October 19 2011

House of Chains

House of Chains by Steven Erikson is the fourth book in The Malazan Book of the Fallen and the fifth book in the Malazan re-read at Tor.com. If you are new to Malazan, the Tor re-read is an excellent way to get involved and to get answers to puzzling things. One very nice aspect of the re-read is that Steven Erikson pops in every now and then–especially at the end of books to answer questions.
In House of Chains we start with the character of Karsa Orlong. When we first meet Karsa he seems quite the typical barbarian–all ready to maim, kill and pillage. He isn’t particularly a likeable person at first, but most people find that he grows on you and he definitely has character growth as the book progresses. This part of the story starts prior to the events in Gardens of the Moon.
After Karsa’s introductory storyline we move back to the events on the Seven Cities continent. The story here picks up fairly soon after the events in Deadhouse Gates. We see Tavore Paran as she arrives in Seven Cities as the new Imperial Adjunct leading an army made up mostly of new recruits. This army is intended to put down the rebellion that we saw in Deadhouse Gates. We travel back across the continent as the army gradually finds its own identity apart from the legend of Coltaine.
And, we see her sister Felisin, as Sha’ik reborn–the head of the rebellion. Erikson has stated that Greek tragedy is one of the sources for The Malazan Book of the Fallen and you can certainly see a set-up for that here with the two sisters leading opposing forces.
I’m not going to give out spoilers here, but along the way we re-meet many characters from previous books like Fiddler, Kalam, Cutter, Apsalar, Gessler, Stormy, Heboric, Iskaral Pust and Morgara. Fiddler in particular plays quite a large role in the shaping of the new army.
We also get deeper insight into the way in which the Deck of Dragons and Gods are influencing and being influenced by the events of the world. New beginning, continuations with depth and endings of some things all await in this volume.

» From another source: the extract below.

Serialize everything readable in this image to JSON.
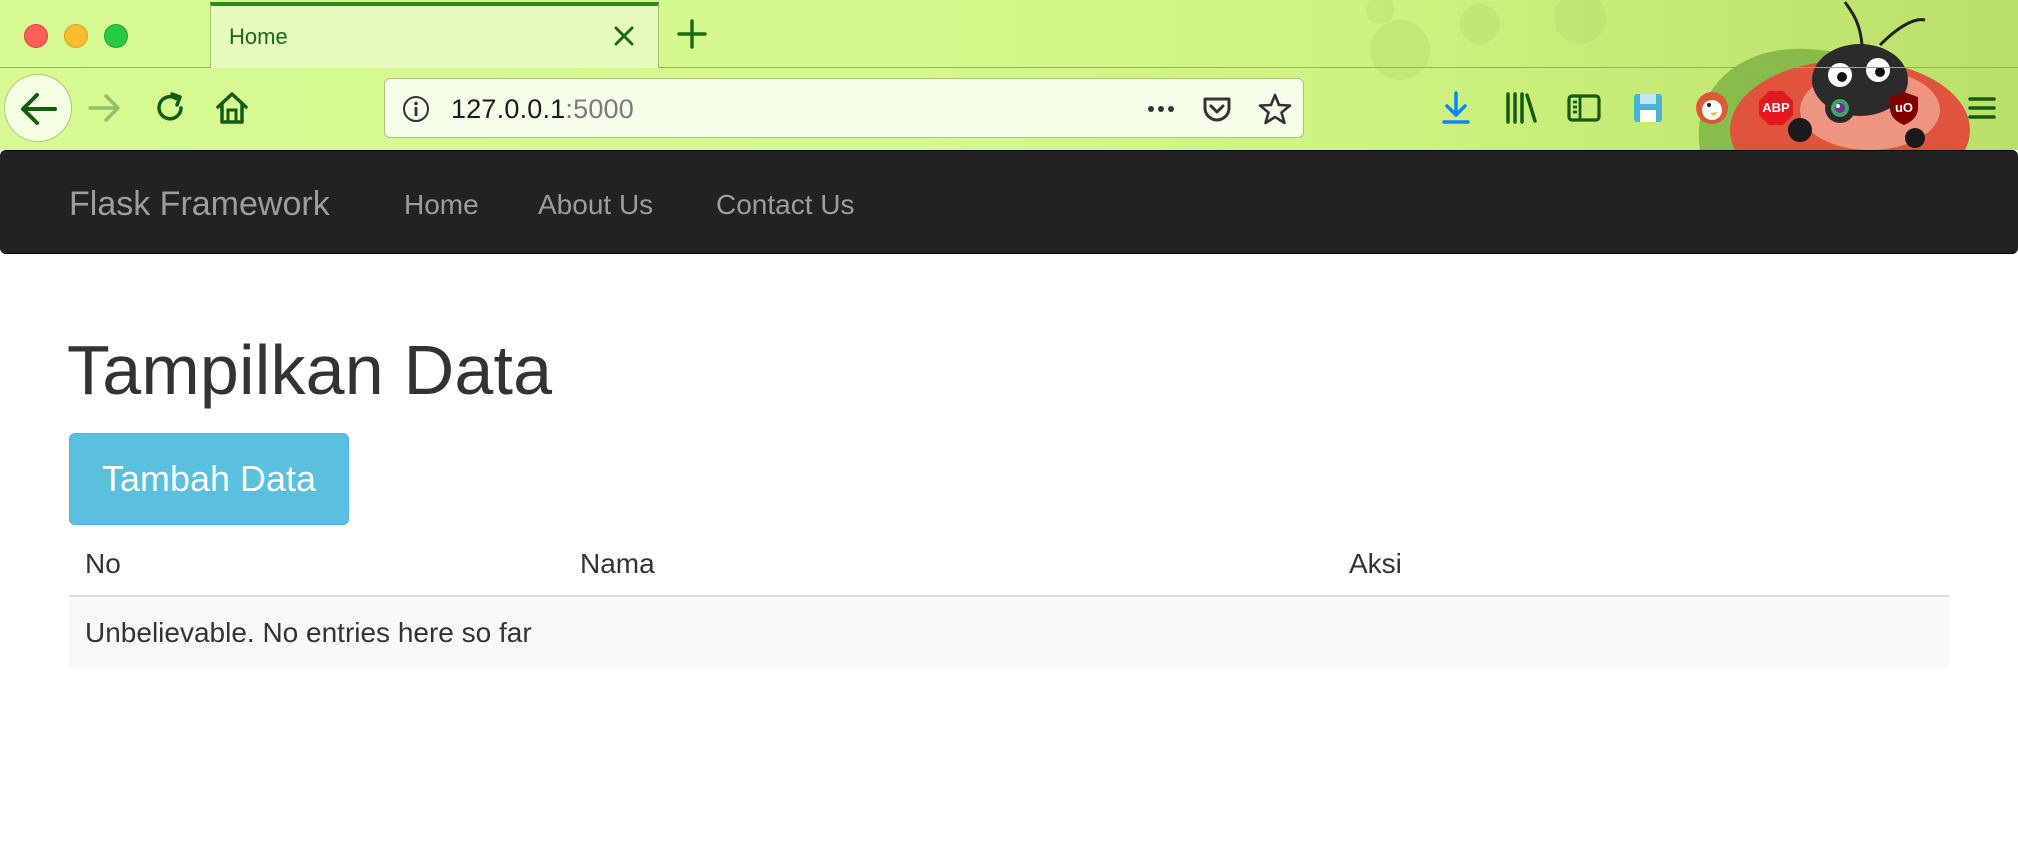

Copyright 2020. All rights reserved.

Posted October 19, 2011 by user in category "Book review

Leave a Reply

Your email address will not be published. Required fields are marked *